● **Exercise prompt**
The data below should be copied over with complete accuracy.

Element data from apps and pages
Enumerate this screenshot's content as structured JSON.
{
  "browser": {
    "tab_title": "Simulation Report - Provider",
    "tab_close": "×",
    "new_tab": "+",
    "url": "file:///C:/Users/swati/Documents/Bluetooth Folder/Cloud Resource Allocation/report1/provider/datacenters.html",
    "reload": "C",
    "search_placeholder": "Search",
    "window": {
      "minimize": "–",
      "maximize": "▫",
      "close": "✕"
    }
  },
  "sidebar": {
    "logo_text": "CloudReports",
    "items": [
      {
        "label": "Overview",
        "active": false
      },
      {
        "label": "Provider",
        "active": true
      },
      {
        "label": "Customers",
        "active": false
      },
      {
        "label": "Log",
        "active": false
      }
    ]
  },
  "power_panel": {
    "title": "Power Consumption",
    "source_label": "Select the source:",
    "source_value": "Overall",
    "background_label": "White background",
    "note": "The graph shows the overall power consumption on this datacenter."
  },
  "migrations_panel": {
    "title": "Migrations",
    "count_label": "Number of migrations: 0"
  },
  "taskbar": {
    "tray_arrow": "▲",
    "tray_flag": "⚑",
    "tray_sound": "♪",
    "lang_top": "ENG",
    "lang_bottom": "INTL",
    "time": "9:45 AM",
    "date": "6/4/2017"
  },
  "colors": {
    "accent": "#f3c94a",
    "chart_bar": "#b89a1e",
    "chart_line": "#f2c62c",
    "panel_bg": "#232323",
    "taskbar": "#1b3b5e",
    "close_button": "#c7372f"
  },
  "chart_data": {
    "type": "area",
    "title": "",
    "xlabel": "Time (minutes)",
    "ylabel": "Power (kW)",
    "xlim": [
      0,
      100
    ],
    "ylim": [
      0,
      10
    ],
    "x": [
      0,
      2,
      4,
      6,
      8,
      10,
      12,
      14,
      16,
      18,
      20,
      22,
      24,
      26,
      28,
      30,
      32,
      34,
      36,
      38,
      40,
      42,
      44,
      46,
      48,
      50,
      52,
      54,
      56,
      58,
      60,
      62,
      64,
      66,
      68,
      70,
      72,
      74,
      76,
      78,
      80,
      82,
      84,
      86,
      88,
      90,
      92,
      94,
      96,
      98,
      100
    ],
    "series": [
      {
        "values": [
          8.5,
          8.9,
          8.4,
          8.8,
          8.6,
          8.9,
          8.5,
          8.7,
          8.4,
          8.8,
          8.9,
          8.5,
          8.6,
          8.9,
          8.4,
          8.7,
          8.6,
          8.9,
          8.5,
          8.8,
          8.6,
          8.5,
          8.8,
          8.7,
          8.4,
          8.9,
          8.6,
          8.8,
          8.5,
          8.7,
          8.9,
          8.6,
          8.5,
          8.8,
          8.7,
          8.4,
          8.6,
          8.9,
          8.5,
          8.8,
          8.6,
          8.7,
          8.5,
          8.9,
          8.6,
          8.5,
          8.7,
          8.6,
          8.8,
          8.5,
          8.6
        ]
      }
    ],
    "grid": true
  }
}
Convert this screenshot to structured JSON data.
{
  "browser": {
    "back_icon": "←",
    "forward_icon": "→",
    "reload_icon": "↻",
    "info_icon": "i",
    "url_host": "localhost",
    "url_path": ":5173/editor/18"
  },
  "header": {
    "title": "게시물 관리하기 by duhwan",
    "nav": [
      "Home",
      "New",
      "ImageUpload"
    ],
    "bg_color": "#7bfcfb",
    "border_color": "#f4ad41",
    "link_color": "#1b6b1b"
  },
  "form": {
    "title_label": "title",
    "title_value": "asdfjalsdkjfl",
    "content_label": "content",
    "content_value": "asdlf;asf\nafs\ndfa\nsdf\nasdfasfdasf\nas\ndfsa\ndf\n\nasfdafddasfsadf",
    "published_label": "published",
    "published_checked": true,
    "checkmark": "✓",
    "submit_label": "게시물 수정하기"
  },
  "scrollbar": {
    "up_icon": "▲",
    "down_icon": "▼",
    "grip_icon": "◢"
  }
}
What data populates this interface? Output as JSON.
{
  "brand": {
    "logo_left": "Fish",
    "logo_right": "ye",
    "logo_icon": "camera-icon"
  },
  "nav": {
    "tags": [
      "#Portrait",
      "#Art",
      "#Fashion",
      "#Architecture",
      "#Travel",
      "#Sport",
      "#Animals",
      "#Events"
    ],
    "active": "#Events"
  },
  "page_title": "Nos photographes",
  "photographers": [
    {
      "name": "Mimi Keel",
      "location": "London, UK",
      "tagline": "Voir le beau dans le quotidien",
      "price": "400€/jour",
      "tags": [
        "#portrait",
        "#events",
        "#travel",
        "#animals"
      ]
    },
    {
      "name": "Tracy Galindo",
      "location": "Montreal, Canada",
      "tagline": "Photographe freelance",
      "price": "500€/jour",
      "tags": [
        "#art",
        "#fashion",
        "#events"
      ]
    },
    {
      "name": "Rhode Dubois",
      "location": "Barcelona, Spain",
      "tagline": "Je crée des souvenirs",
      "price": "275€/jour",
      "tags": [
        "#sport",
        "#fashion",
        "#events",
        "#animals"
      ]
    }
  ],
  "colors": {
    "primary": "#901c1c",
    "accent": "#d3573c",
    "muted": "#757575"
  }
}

● **Completed exercise**
Enumerate this screenshot's content as structured JSON.
{
  "browser": {
    "tab_title": "Simulation Report - Provider",
    "tab_close": "×",
    "new_tab": "+",
    "url": "file:///C:/Users/swati/Documents/Bluetooth Folder/Cloud Resource Allocation/report1/provider/datacenters.html",
    "reload": "C",
    "search_placeholder": "Search",
    "window": {
      "minimize": "–",
      "maximize": "▫",
      "close": "✕"
    }
  },
  "sidebar": {
    "logo_text": "CloudReports",
    "items": [
      {
        "label": "Overview",
        "active": false
      },
      {
        "label": "Provider",
        "active": true
      },
      {
        "label": "Customers",
        "active": false
      },
      {
        "label": "Log",
        "active": false
      }
    ]
  },
  "power_panel": {
    "title": "Power Consumption",
    "source_label": "Select the source:",
    "source_value": "Overall",
    "background_label": "White background",
    "note": "The graph shows the overall power consumption on this datacenter."
  },
  "migrations_panel": {
    "title": "Migrations",
    "count_label": "Number of migrations: 0"
  },
  "taskbar": {
    "tray_arrow": "▲",
    "tray_flag": "⚑",
    "tray_sound": "♪",
    "lang_top": "ENG",
    "lang_bottom": "INTL",
    "time": "9:45 AM",
    "date": "6/4/2017"
  },
  "colors": {
    "accent": "#f3c94a",
    "chart_bar": "#b89a1e",
    "chart_line": "#f2c62c",
    "panel_bg": "#232323",
    "taskbar": "#1b3b5e",
    "close_button": "#c7372f"
  },
  "chart_data": {
    "type": "area",
    "title": "",
    "xlabel": "Time (minutes)",
    "ylabel": "Power (kW)",
    "xlim": [
      0,
      100
    ],
    "ylim": [
      0,
      10
    ],
    "x": [
      0,
      2,
      4,
      6,
      8,
      10,
      12,
      14,
      16,
      18,
      20,
      22,
      24,
      26,
      28,
      30,
      32,
      34,
      36,
      38,
      40,
      42,
      44,
      46,
      48,
      50,
      52,
      54,
      56,
      58,
      60,
      62,
      64,
      66,
      68,
      70,
      72,
      74,
      76,
      78,
      80,
      82,
      84,
      86,
      88,
      90,
      92,
      94,
      96,
      98,
      100
    ],
    "series": [
      {
        "values": [
          8.5,
          8.9,
          8.4,
          8.8,
          8.6,
          8.9,
          8.5,
          8.7,
          8.4,
          8.8,
          8.9,
          8.5,
          8.6,
          8.9,
          8.4,
          8.7,
          8.6,
          8.9,
          8.5,
          8.8,
          8.6,
          8.5,
          8.8,
          8.7,
          8.4,
          8.9,
          8.6,
          8.8,
          8.5,
          8.7,
          8.9,
          8.6,
          8.5,
          8.8,
          8.7,
          8.4,
          8.6,
          8.9,
          8.5,
          8.8,
          8.6,
          8.7,
          8.5,
          8.9,
          8.6,
          8.5,
          8.7,
          8.6,
          8.8,
          8.5,
          8.6
        ]
      }
    ],
    "grid": true
  }
}
Convert this screenshot to structured JSON data.
{
  "browser": {
    "back_icon": "←",
    "forward_icon": "→",
    "reload_icon": "↻",
    "info_icon": "i",
    "url_host": "localhost",
    "url_path": ":5173/editor/18"
  },
  "header": {
    "title": "게시물 관리하기 by duhwan",
    "nav": [
      "Home",
      "New",
      "ImageUpload"
    ],
    "bg_color": "#7bfcfb",
    "border_color": "#f4ad41",
    "link_color": "#1b6b1b"
  },
  "form": {
    "title_label": "title",
    "title_value": "asdfjalsdkjfl",
    "content_label": "content",
    "content_value": "asdlf;asf\nafs\ndfa\nsdf\nasdfasfdasf\nas\ndfsa\ndf\n\nasfdafddasfsadf",
    "published_label": "published",
    "published_checked": true,
    "checkmark": "✓",
    "submit_label": "게시물 수정하기"
  },
  "scrollbar": {
    "up_icon": "▲",
    "down_icon": "▼",
    "grip_icon": "◢"
  }
}
What data populates this interface? Output as JSON.
{
  "brand": {
    "logo_left": "Fish",
    "logo_right": "ye",
    "logo_icon": "camera-icon"
  },
  "nav": {
    "tags": [
      "#Portrait",
      "#Art",
      "#Fashion",
      "#Architecture",
      "#Travel",
      "#Sport",
      "#Animals",
      "#Events"
    ],
    "active": "#Events"
  },
  "page_title": "Nos photographes",
  "photographers": [
    {
      "name": "Mimi Keel",
      "location": "London, UK",
      "tagline": "Voir le beau dans le quotidien",
      "price": "400€/jour",
      "tags": [
        "#portrait",
        "#events",
        "#travel",
        "#animals"
      ]
    },
    {
      "name": "Tracy Galindo",
      "location": "Montreal, Canada",
      "tagline": "Photographe freelance",
      "price": "500€/jour",
      "tags": [
        "#art",
        "#fashion",
        "#events"
      ]
    },
    {
      "name": "Rhode Dubois",
      "location": "Barcelona, Spain",
      "tagline": "Je crée des souvenirs",
      "price": "275€/jour",
      "tags": [
        "#sport",
        "#fashion",
        "#events",
        "#animals"
      ]
    }
  ],
  "colors": {
    "primary": "#901c1c",
    "accent": "#d3573c",
    "muted": "#757575"
  }
}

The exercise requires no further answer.